"""
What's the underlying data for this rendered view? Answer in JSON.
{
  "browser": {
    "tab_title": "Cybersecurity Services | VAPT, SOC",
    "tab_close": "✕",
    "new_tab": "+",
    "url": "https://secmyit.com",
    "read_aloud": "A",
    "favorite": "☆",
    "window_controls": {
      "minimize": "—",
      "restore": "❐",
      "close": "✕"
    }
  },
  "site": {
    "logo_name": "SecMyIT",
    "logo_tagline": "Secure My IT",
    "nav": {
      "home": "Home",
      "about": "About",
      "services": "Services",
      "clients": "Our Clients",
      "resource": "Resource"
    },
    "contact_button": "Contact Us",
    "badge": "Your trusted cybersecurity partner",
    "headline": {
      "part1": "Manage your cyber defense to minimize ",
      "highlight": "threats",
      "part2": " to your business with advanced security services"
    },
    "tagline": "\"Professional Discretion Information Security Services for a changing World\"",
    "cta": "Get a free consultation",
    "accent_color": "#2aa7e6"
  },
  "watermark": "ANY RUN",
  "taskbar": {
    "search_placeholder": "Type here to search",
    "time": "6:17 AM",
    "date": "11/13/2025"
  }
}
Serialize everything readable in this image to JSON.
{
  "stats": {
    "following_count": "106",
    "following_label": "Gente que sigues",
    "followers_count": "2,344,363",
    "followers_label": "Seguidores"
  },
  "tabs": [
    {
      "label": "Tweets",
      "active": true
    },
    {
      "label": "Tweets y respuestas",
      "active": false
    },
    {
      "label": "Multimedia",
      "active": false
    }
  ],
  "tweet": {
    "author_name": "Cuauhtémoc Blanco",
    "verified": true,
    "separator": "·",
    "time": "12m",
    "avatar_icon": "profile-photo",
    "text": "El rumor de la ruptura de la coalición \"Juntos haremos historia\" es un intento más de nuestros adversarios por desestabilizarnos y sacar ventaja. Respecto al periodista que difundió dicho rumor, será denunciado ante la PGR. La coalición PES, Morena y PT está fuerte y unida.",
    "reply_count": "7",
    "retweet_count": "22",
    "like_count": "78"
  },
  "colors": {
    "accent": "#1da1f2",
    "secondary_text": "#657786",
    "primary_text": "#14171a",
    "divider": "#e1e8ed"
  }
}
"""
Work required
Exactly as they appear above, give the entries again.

Written response
What's the underlying data for this rendered view? Answer in JSON.
{
  "browser": {
    "tab_title": "Cybersecurity Services | VAPT, SOC",
    "tab_close": "✕",
    "new_tab": "+",
    "url": "https://secmyit.com",
    "read_aloud": "A",
    "favorite": "☆",
    "window_controls": {
      "minimize": "—",
      "restore": "❐",
      "close": "✕"
    }
  },
  "site": {
    "logo_name": "SecMyIT",
    "logo_tagline": "Secure My IT",
    "nav": {
      "home": "Home",
      "about": "About",
      "services": "Services",
      "clients": "Our Clients",
      "resource": "Resource"
    },
    "contact_button": "Contact Us",
    "badge": "Your trusted cybersecurity partner",
    "headline": {
      "part1": "Manage your cyber defense to minimize ",
      "highlight": "threats",
      "part2": " to your business with advanced security services"
    },
    "tagline": "\"Professional Discretion Information Security Services for a changing World\"",
    "cta": "Get a free consultation",
    "accent_color": "#2aa7e6"
  },
  "watermark": "ANY RUN",
  "taskbar": {
    "search_placeholder": "Type here to search",
    "time": "6:17 AM",
    "date": "11/13/2025"
  }
}
Serialize everything readable in this image to JSON.
{
  "stats": {
    "following_count": "106",
    "following_label": "Gente que sigues",
    "followers_count": "2,344,363",
    "followers_label": "Seguidores"
  },
  "tabs": [
    {
      "label": "Tweets",
      "active": true
    },
    {
      "label": "Tweets y respuestas",
      "active": false
    },
    {
      "label": "Multimedia",
      "active": false
    }
  ],
  "tweet": {
    "author_name": "Cuauhtémoc Blanco",
    "verified": true,
    "separator": "·",
    "time": "12m",
    "avatar_icon": "profile-photo",
    "text": "El rumor de la ruptura de la coalición \"Juntos haremos historia\" es un intento más de nuestros adversarios por desestabilizarnos y sacar ventaja. Respecto al periodista que difundió dicho rumor, será denunciado ante la PGR. La coalición PES, Morena y PT está fuerte y unida.",
    "reply_count": "7",
    "retweet_count": "22",
    "like_count": "78"
  },
  "colors": {
    "accent": "#1da1f2",
    "secondary_text": "#657786",
    "primary_text": "#14171a",
    "divider": "#e1e8ed"
  }
}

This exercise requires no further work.